Are you one of America’s Best Engine Shops? If so, see how you might stack up against Precision Engine Machine Co. located in Hyattsville, MD. They have entered the Vintage category.
Thanks to spending his youth hanging around his uncles, Jan Norris grew up in machine shops. And if you ask him, he hasn’t worked a day in his life. Building engines is what he loves to do. Now 69 years young, Jan has owned Precision Engine Machine Co. in Hyattsville, MD since 1979 and builds all sorts of engines along with his son Michael, 49, grandson Branden, 26, and three other employees.
“I have no intentions of retiring until I fall over dead in front of one of these engines,” Jan Norris says. “However, what I am trying to do is transition Michael into running the entire shop. He’s bringing us up into the modern day.”
Precision Engine Machine Co. was founded in 1967 by Bill Ford and Dick Burgess. Jan joined the team as a machinist and bought the shop from Bill and Dick in ‘79. When the shop started in the ‘60s, it was partially funded by Bruce Wheeler, a local businessman and owner of a Top Fuel Dragster named the Wheeler Dealer. The shop built the engine for the dragster, which ended up going to the nationals and finishing runner-up in the finals to ‘Big Daddy’ Don Garlits.
“We got a lot of recognition from that because we were a no name outfit in Hyattsville, MD and had made it to the finals,” Jan says. “So we got a lot of work, and after that we got Lee Edwards and Gene Altizer – all those early racers would come to us with their stuff.
“Then, towards the end of the ‘70s into the ‘80s, I took us into the NASCAR stuff. We did that for a long time. We also did offshore boat racing, tractor pulling, Corvettes and Ferraris for 24-hour racing – I guess over the years I’ve done a little bit of everything.”
In ’95, Jan was doing a lot of NASCAR engine work and suffered a heart attack that year. He recovered, but doctors told him he needed to crank it back a bit.
“After that, I moved to the building we’re in now and told my son Michael and grandson Branden that I was only going to do whatever walked in the door,” he says. “If it comes in the door, I build it.”
Today, the machine shop will take on street rod motors, performance engines, tractor pulling engines and marine engines – since the shop is located within spitting distance of the Chesapeake Bay – and specializes in vintage engine work as well.
As a full machine shop with the capability of doing all work in-house, Precision Engine Machine has the ability to work on any engine that crosses the shop’s path. Last year, Precision Engine Machine had a customer come to them wanting to rebuild a 327 cid Corvette engine. The rebuild fell on the shoulders of Michael Norris, but it turned out to be more than a ‘simple’ rebuild. The customer wanted a numbers matching 327 Corvette engine for a ’63 split window coupe Corvette that met the National Corvette Restorer’s Society (NCRS) guidelines.
“Our customer was doing a frame-off restoration and he wanted everything absolutely numbers matching for the engine build,” Michael says. “Every date code and casting number has to be correct.
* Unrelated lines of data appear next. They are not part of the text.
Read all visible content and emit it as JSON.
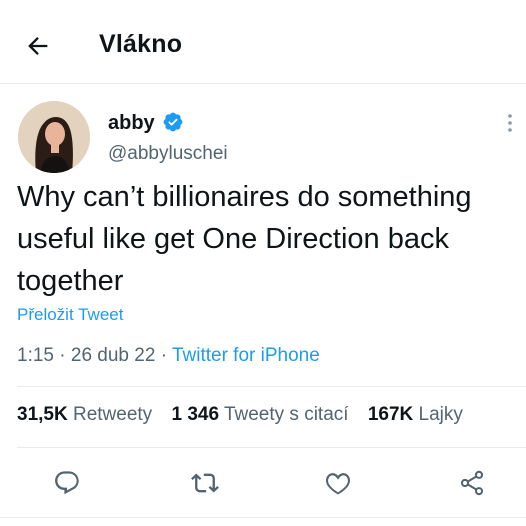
{
  "header": {
    "title": "Vlákno",
    "back_icon": "arrow-left-icon"
  },
  "tweet": {
    "author_name": "abby",
    "author_handle": "@abbyluschei",
    "verified_icon": "verified-badge-icon",
    "text": "Why can’t billionaires do something useful like get One Direction back together",
    "translate_label": "Přeložit Tweet",
    "time": "1:15",
    "date": "26 dub 22",
    "separator": "·",
    "source": "Twitter for iPhone"
  },
  "stats": {
    "retweets_count": "31,5K",
    "retweets_label": "Retweety",
    "quotes_count": "1 346",
    "quotes_label": "Tweety s citací",
    "likes_count": "167K",
    "likes_label": "Lajky"
  },
  "actions": [
    "reply-icon",
    "retweet-icon",
    "like-icon",
    "share-icon"
  ],
  "colors": {
    "accent": "#1d9bf0",
    "text": "#0f1419",
    "secondary": "#536471",
    "border": "#e6ecf0"
  }
}
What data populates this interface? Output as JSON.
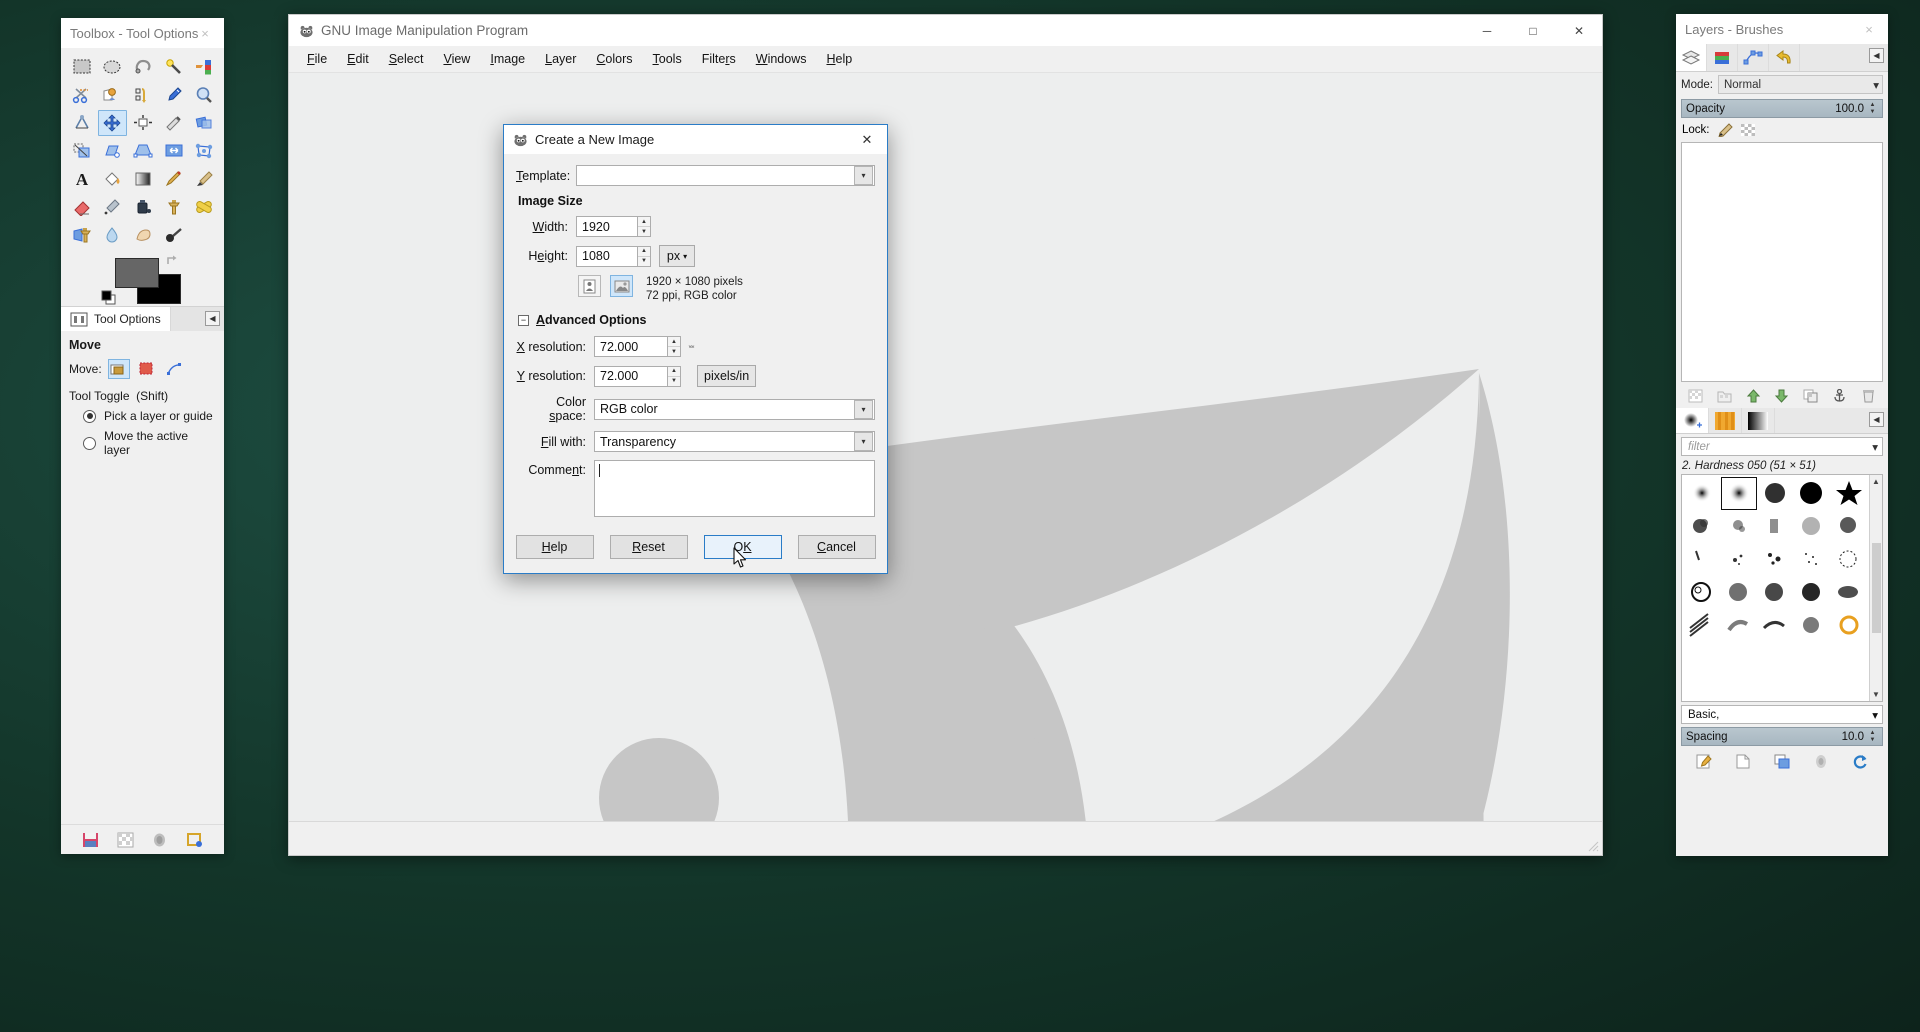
{
  "desktop": {
    "background_color": "#164034"
  },
  "toolbox": {
    "title": "Toolbox - Tool Options",
    "close_label": "×",
    "tools": [
      {
        "name": "rect-select-tool",
        "label": "Rectangle Select"
      },
      {
        "name": "ellipse-select-tool",
        "label": "Ellipse Select"
      },
      {
        "name": "free-select-tool",
        "label": "Free Select"
      },
      {
        "name": "fuzzy-select-tool",
        "label": "Fuzzy Select"
      },
      {
        "name": "select-by-color-tool",
        "label": "Select by Color"
      },
      {
        "name": "scissors-select-tool",
        "label": "Scissors Select"
      },
      {
        "name": "foreground-select-tool",
        "label": "Foreground Select"
      },
      {
        "name": "paths-tool",
        "label": "Paths"
      },
      {
        "name": "color-picker-tool",
        "label": "Color Picker"
      },
      {
        "name": "zoom-tool",
        "label": "Zoom"
      },
      {
        "name": "measure-tool",
        "label": "Measure"
      },
      {
        "name": "move-tool",
        "label": "Move"
      },
      {
        "name": "alignment-tool",
        "label": "Alignment"
      },
      {
        "name": "crop-tool",
        "label": "Crop"
      },
      {
        "name": "rotate-tool",
        "label": "Rotate"
      },
      {
        "name": "scale-tool",
        "label": "Scale"
      },
      {
        "name": "shear-tool",
        "label": "Shear"
      },
      {
        "name": "perspective-tool",
        "label": "Perspective"
      },
      {
        "name": "flip-tool",
        "label": "Flip"
      },
      {
        "name": "cage-transform-tool",
        "label": "Cage Transform"
      },
      {
        "name": "text-tool",
        "label": "Text"
      },
      {
        "name": "bucket-fill-tool",
        "label": "Bucket Fill"
      },
      {
        "name": "gradient-tool",
        "label": "Gradient"
      },
      {
        "name": "pencil-tool",
        "label": "Pencil"
      },
      {
        "name": "paintbrush-tool",
        "label": "Paintbrush"
      },
      {
        "name": "eraser-tool",
        "label": "Eraser"
      },
      {
        "name": "airbrush-tool",
        "label": "Airbrush"
      },
      {
        "name": "ink-tool",
        "label": "Ink"
      },
      {
        "name": "clone-tool",
        "label": "Clone"
      },
      {
        "name": "heal-tool",
        "label": "Heal"
      },
      {
        "name": "perspective-clone-tool",
        "label": "Perspective Clone"
      },
      {
        "name": "blur-sharpen-tool",
        "label": "Blur / Sharpen"
      },
      {
        "name": "smudge-tool",
        "label": "Smudge"
      },
      {
        "name": "dodge-burn-tool",
        "label": "Dodge / Burn"
      }
    ],
    "selected_tool_index": 11,
    "colors": {
      "foreground": "#666666",
      "background": "#000000"
    },
    "footer_icons": [
      "save-icon",
      "checker-image-icon",
      "brush-icon",
      "restore-icon"
    ]
  },
  "tool_options": {
    "tab_label": "Tool Options",
    "tool_title": "Move",
    "move_label": "Move:",
    "move_modes": [
      "move-layer-mode",
      "move-selection-mode",
      "move-path-mode"
    ],
    "selected_move_mode": 0,
    "tool_toggle_label": "Tool Toggle",
    "tool_toggle_shortcut": "(Shift)",
    "radios": [
      {
        "label": "Pick a layer or guide",
        "selected": true
      },
      {
        "label": "Move the active layer",
        "selected": false
      }
    ]
  },
  "main_window": {
    "title": "GNU Image Manipulation Program",
    "menu": [
      {
        "text": "File",
        "mnemonic": "F"
      },
      {
        "text": "Edit",
        "mnemonic": "E"
      },
      {
        "text": "Select",
        "mnemonic": "S"
      },
      {
        "text": "View",
        "mnemonic": "V"
      },
      {
        "text": "Image",
        "mnemonic": "I"
      },
      {
        "text": "Layer",
        "mnemonic": "L"
      },
      {
        "text": "Colors",
        "mnemonic": "C"
      },
      {
        "text": "Tools",
        "mnemonic": "T"
      },
      {
        "text": "Filters",
        "mnemonic": "r"
      },
      {
        "text": "Windows",
        "mnemonic": "W"
      },
      {
        "text": "Help",
        "mnemonic": "H"
      }
    ],
    "window_controls": {
      "minimize": "─",
      "maximize": "□",
      "close": "✕"
    }
  },
  "right_dock": {
    "title": "Layers - Brushes",
    "close_label": "×",
    "layer_tabs": [
      "layers-icon",
      "channels-icon",
      "paths-icon",
      "undo-history-icon"
    ],
    "active_layer_tab": 0,
    "mode_label": "Mode:",
    "mode_value": "Normal",
    "opacity_label": "Opacity",
    "opacity_value": "100.0",
    "lock_label": "Lock:",
    "lock_icons": [
      "lock-pixels-icon",
      "lock-alpha-icon"
    ],
    "layer_toolbar_icons": [
      "new-layer-icon",
      "new-layer-group-icon",
      "raise-layer-icon",
      "lower-layer-icon",
      "duplicate-layer-icon",
      "anchor-layer-icon",
      "delete-layer-icon"
    ],
    "brush_tabs": [
      "brushes-icon",
      "patterns-icon",
      "gradients-icon"
    ],
    "active_brush_tab": 0,
    "filter_placeholder": "filter",
    "selected_brush_name": "2. Hardness 050 (51 × 51)",
    "brush_list_value": "Basic,",
    "spacing_label": "Spacing",
    "spacing_value": "10.0",
    "brush_footer_icons": [
      "edit-brush-icon",
      "new-brush-icon",
      "duplicate-brush-icon",
      "delete-brush-icon",
      "refresh-brushes-icon"
    ]
  },
  "new_image_dialog": {
    "title": "Create a New Image",
    "close_label": "✕",
    "template_label": "Template:",
    "template_value": "",
    "image_size_heading": "Image Size",
    "width_label": "Width:",
    "width_value": "1920",
    "height_label": "Height:",
    "height_value": "1080",
    "unit_value": "px",
    "orientation": {
      "portrait_name": "portrait-orientation-button",
      "landscape_name": "landscape-orientation-button",
      "selected": "landscape"
    },
    "summary_line1": "1920 × 1080 pixels",
    "summary_line2": "72 ppi, RGB color",
    "advanced_options_label": "Advanced Options",
    "advanced_expanded": true,
    "x_resolution_label": "X resolution:",
    "x_resolution_value": "72.000",
    "y_resolution_label": "Y resolution:",
    "y_resolution_value": "72.000",
    "resolution_unit": "pixels/in",
    "color_space_label": "Color space:",
    "color_space_value": "RGB color",
    "fill_with_label": "Fill with:",
    "fill_with_value": "Transparency",
    "comment_label": "Comment:",
    "comment_value": "",
    "buttons": [
      {
        "label": "Help",
        "name": "help-button",
        "default": false
      },
      {
        "label": "Reset",
        "name": "reset-button",
        "default": false
      },
      {
        "label": "OK",
        "name": "ok-button",
        "default": true
      },
      {
        "label": "Cancel",
        "name": "cancel-button",
        "default": false
      }
    ],
    "accent_color": "#2a7cc7"
  }
}
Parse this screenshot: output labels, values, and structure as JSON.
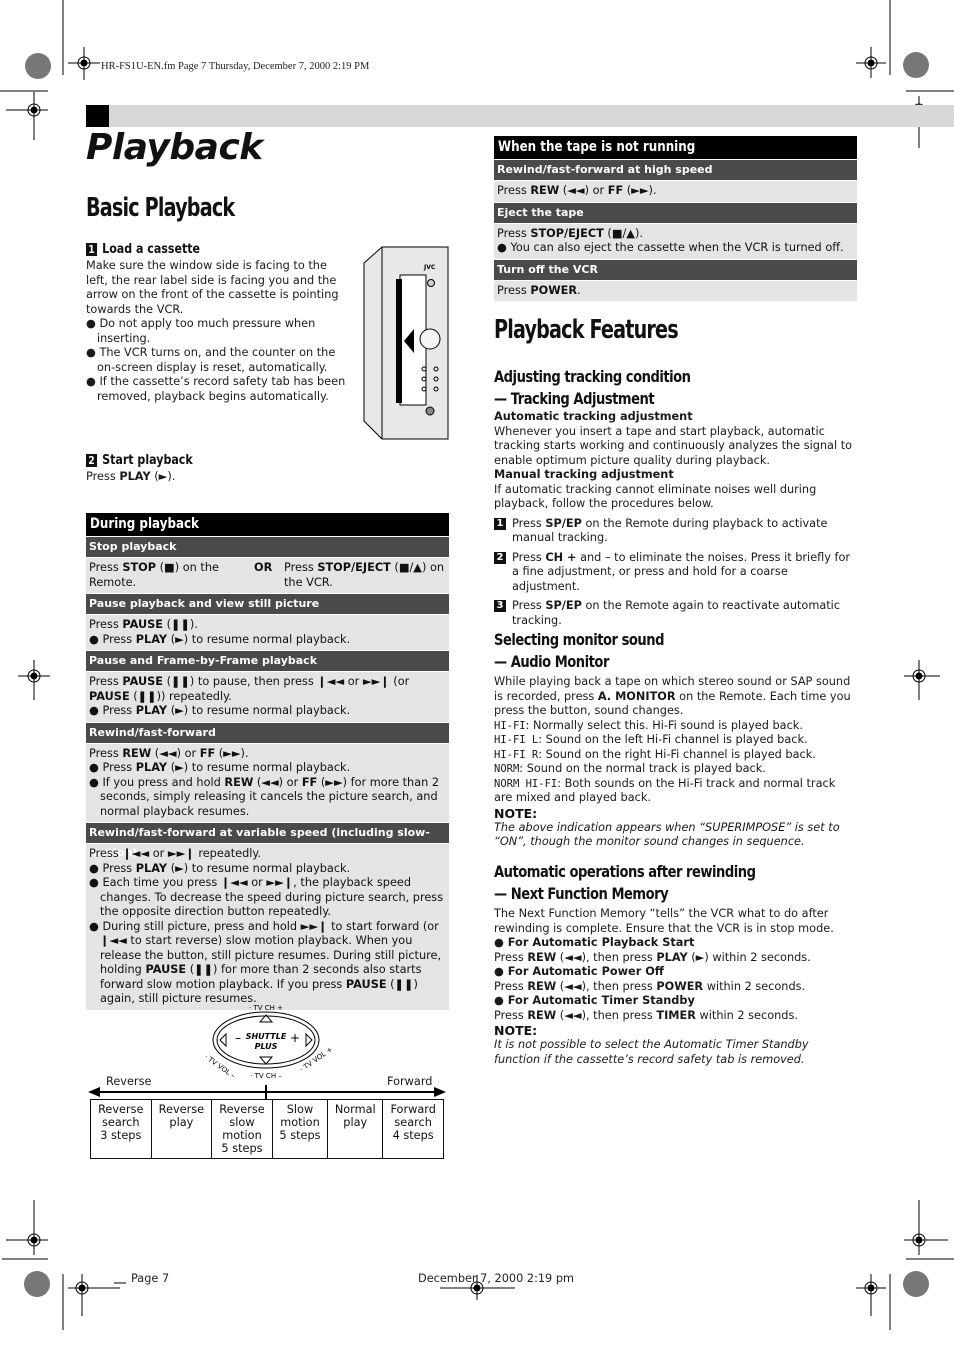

The color of every external piece has to match the factory. Every bolt head has special markings. Even the spark plug wires have a date on them.”
Norris had to hunt down every single part he could find because most of the engine came to the shop in a basket. However, for a guy who’s been in an engine shop since the age of 4, this engine build was a fun, new challenge.
“The hardest part was doing all the research and finding the parts, but that was also the most fun part,” he says. “I’ve built I don’t know how many Gen 1 small block Chevys over the years, but this was by far the most fun one that I did because I got to learn so much about how the factory built these things back in ‘63 and all the little intricate details it takes to build a NCRS judgeable car.”
On the exterior, the 327 Corvette engine looks completely factory. But on the inside, Precision Engine Machine did use some upgraded, aftermarket parts. Overall, this build cost more than $16,000, mostly because of the cost of sourcing the correct parts.
“The total build time on this was about 18 months and most of that was searching for parts, doing research and figuring out exactly what we needed to get,” Norris says.
You can enter the 2019 America’s Best Engine Shops contest at www.topenginebuilders.com.
The America’s Best Engine Shops contest is sponsored by Engine Parts Warehouse and its brands; Erson Cams, PBM Performance Products and World Products.